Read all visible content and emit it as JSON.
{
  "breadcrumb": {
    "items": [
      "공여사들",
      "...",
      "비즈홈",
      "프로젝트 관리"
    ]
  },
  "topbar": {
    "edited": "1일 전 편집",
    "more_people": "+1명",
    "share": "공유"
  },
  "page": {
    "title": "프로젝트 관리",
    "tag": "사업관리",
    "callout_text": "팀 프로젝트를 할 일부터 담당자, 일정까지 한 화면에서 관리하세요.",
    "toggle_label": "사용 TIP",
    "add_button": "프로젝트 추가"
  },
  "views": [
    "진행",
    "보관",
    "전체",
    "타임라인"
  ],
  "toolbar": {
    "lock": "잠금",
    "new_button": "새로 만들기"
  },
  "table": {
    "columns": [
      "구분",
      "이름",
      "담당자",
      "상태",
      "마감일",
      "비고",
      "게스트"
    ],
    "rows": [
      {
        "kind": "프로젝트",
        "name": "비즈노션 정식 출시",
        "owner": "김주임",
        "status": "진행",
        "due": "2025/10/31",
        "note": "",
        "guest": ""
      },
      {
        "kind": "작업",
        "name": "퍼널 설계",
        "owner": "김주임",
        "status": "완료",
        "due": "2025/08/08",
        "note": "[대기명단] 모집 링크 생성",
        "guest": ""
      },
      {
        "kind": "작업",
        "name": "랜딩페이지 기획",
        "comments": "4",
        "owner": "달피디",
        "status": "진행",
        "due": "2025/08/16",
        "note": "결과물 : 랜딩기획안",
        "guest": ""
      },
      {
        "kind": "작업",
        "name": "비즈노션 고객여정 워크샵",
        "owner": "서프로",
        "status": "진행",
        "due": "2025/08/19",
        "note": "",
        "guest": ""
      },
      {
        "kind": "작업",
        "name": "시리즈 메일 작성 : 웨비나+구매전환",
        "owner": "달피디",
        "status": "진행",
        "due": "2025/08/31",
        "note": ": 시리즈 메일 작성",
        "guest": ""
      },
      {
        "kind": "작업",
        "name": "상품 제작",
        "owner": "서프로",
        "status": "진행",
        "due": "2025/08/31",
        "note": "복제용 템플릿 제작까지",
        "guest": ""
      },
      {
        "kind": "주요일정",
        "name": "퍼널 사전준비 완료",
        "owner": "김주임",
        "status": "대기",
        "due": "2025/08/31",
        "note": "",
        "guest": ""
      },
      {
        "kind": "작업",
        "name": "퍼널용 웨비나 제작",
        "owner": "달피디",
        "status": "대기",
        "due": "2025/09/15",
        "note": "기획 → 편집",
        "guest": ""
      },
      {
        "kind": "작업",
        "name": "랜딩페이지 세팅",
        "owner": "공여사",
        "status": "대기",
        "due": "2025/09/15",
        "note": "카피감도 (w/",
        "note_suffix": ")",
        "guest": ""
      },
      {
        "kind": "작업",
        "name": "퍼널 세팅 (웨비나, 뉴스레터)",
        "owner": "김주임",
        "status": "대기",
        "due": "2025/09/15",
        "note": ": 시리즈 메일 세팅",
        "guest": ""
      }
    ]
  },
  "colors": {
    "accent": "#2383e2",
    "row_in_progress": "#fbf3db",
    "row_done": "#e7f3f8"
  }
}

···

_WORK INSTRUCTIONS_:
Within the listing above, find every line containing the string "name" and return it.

_YOUR SOLUTION_:
        "name": "비즈노션 정식 출시",
        "name": "퍼널 설계",
        "name": "랜딩페이지 기획",
        "name": "비즈노션 고객여정 워크샵",
        "name": "시리즈 메일 작성 : 웨비나+구매전환",
        "name": "상품 제작",
        "name": "퍼널 사전준비 완료",
        "name": "퍼널용 웨비나 제작",
        "name": "랜딩페이지 세팅",
        "name": "퍼널 세팅 (웨비나, 뉴스레터)",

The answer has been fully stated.